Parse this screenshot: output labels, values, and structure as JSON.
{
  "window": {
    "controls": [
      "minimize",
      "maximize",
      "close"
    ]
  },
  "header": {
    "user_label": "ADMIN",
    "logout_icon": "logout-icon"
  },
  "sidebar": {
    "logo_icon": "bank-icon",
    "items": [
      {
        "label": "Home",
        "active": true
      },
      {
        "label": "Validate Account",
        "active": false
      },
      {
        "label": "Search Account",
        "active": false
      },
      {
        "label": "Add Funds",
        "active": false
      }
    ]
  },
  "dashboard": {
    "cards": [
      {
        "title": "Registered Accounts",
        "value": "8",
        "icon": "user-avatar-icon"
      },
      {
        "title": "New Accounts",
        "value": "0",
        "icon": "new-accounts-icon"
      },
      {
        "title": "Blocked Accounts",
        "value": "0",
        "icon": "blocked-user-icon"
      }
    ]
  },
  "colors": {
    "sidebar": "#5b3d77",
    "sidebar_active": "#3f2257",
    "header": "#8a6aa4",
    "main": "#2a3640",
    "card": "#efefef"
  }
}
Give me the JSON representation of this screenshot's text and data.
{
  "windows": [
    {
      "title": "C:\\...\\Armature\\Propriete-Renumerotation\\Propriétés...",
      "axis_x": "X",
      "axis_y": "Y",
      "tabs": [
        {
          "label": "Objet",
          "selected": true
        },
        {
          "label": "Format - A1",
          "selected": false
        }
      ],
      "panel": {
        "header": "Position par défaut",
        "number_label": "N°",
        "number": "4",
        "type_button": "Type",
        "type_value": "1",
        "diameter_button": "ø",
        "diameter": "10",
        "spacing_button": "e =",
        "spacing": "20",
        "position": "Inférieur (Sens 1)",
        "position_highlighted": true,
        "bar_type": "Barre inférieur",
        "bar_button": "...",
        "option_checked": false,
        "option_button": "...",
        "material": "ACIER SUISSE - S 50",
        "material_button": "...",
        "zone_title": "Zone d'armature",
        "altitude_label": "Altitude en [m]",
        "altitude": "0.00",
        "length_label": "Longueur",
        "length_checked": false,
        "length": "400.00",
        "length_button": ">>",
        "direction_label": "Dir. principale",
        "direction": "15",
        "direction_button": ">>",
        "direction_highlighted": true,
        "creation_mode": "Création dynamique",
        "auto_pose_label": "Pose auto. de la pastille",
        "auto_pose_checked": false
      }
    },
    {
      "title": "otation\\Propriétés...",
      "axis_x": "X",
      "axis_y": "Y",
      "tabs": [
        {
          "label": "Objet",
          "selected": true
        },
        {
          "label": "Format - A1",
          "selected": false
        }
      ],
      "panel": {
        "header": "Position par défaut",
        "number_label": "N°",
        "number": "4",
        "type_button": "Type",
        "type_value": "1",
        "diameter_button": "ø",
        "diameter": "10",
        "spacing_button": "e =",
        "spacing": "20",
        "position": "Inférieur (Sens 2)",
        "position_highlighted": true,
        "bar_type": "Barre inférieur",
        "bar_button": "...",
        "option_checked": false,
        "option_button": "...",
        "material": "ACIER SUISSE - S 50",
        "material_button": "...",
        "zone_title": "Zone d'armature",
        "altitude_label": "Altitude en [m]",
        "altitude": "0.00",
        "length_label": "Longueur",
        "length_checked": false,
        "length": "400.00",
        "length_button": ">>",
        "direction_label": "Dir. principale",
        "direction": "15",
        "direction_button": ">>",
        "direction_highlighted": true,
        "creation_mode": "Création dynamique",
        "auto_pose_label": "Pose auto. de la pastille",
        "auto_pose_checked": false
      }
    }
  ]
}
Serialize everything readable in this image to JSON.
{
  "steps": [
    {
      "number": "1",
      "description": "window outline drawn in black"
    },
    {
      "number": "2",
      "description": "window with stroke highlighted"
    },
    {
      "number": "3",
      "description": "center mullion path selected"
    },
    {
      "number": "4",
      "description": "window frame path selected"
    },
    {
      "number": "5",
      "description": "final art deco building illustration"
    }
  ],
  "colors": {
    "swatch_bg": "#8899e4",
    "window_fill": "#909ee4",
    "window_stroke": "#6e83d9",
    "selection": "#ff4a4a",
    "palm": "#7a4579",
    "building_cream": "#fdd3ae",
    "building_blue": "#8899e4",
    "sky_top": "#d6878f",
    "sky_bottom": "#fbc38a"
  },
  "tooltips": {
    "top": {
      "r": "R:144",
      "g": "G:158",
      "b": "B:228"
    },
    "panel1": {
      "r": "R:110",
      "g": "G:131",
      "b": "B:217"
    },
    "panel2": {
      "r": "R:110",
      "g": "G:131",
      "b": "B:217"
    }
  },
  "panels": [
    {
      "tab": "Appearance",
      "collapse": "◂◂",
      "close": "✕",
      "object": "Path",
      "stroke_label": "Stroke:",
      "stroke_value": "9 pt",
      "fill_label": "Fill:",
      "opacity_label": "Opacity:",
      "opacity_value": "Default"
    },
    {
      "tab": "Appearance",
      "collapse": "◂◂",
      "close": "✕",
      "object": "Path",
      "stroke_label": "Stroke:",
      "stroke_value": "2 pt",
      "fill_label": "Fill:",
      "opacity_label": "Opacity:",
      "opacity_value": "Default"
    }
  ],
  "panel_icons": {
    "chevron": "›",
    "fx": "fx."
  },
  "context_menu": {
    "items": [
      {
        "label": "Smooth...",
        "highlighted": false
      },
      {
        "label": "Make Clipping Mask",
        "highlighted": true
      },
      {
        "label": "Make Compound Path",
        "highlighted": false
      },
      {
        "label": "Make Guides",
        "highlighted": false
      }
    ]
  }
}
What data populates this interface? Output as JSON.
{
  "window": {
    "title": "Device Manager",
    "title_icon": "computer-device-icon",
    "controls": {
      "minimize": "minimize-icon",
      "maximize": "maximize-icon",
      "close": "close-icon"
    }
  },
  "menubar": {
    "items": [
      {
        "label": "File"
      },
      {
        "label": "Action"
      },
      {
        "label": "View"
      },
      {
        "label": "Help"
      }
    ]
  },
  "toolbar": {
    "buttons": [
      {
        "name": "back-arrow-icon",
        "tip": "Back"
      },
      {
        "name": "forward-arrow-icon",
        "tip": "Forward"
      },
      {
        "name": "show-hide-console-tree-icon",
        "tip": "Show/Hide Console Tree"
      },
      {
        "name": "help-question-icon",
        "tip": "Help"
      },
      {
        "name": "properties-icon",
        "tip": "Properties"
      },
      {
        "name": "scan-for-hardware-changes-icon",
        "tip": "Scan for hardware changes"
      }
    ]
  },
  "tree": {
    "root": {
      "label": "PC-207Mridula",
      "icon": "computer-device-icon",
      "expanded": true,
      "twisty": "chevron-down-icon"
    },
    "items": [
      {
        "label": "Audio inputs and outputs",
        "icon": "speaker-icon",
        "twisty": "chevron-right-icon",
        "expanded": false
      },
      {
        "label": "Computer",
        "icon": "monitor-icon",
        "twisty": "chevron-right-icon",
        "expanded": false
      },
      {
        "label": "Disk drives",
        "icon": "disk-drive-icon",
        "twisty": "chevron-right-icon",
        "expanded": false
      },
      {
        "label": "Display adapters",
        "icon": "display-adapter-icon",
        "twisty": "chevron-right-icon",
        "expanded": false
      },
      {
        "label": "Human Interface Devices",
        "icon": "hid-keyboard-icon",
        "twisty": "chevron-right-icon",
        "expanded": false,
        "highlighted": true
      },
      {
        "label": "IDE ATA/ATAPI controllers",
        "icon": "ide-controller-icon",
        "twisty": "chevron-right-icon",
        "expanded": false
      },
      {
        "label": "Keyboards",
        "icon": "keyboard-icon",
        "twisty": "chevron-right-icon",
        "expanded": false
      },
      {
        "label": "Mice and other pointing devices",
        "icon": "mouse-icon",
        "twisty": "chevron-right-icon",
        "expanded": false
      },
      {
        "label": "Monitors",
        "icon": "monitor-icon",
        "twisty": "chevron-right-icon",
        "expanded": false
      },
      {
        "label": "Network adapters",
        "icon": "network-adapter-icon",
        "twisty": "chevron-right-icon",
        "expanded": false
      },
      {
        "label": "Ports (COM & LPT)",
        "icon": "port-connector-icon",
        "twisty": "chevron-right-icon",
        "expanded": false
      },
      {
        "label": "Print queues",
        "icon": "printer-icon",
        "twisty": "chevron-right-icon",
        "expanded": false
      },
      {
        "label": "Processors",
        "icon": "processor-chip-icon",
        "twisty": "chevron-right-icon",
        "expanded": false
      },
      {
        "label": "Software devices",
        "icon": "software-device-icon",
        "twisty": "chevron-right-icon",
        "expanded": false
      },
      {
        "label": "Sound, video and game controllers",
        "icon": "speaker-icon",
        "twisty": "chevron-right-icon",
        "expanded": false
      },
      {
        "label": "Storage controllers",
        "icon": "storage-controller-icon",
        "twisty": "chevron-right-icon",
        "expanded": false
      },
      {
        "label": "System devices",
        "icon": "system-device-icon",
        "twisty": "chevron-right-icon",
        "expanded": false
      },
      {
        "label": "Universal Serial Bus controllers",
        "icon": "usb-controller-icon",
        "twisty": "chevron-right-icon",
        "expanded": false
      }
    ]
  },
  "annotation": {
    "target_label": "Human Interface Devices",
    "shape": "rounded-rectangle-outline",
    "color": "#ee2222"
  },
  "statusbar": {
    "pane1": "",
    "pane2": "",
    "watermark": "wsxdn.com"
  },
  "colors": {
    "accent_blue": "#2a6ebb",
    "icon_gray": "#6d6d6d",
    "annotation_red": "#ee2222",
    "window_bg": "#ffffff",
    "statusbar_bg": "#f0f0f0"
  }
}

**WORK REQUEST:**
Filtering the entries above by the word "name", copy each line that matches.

**EXERCISE RESPONSE:**
        "name": "back-arrow-icon",
        "name": "forward-arrow-icon",
        "name": "show-hide-console-tree-icon",
        "name": "help-question-icon",
        "name": "properties-icon",
        "name": "scan-for-hardware-changes-icon",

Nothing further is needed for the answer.